**TASK REQUIREMENTS**
Look for the word "comments" in the entries and copy each line where it appears.

SUPPLIED DATA Block Start

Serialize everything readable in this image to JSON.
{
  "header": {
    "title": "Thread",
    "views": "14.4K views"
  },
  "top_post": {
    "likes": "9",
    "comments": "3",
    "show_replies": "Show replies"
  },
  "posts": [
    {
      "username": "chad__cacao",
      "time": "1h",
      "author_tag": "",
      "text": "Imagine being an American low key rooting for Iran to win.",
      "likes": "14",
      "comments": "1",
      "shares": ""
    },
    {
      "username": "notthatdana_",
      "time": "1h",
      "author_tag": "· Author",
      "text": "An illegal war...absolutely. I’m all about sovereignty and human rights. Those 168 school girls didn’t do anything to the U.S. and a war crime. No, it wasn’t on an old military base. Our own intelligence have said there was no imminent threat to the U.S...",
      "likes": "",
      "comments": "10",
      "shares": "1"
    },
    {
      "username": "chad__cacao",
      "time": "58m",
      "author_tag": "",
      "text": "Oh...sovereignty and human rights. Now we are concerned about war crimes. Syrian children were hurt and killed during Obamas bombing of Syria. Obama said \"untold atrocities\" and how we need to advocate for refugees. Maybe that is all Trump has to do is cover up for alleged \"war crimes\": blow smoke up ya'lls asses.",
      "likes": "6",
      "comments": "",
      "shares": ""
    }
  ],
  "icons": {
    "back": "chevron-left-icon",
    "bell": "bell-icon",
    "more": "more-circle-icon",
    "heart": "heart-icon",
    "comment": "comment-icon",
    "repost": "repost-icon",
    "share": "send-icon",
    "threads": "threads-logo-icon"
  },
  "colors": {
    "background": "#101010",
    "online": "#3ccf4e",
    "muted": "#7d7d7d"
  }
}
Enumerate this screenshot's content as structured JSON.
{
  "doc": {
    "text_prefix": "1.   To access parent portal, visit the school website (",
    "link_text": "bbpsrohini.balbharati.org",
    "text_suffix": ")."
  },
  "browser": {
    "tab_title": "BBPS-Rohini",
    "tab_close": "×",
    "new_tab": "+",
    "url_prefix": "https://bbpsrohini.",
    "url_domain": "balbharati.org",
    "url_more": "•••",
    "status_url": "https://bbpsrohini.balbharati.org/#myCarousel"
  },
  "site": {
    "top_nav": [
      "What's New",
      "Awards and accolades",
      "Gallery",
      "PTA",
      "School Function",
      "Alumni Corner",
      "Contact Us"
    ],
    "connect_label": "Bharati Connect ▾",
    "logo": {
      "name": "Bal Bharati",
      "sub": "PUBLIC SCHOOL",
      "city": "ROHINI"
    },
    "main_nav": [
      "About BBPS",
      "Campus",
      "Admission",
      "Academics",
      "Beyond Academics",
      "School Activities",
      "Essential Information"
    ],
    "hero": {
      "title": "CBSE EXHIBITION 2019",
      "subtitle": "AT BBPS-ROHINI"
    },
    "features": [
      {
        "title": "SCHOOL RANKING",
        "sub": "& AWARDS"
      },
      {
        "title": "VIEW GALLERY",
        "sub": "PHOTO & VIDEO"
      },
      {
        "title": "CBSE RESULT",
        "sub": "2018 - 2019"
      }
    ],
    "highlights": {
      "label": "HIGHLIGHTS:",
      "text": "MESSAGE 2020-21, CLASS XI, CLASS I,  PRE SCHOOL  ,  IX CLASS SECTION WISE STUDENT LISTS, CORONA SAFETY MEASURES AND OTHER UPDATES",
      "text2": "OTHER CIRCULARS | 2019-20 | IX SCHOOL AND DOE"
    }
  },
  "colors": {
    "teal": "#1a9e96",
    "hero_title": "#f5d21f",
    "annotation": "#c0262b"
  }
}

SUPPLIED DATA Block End

**RESPONSE TO THE EXERCISE**
    "comments": "3",
      "comments": "1",
      "comments": "10",
      "comments": "",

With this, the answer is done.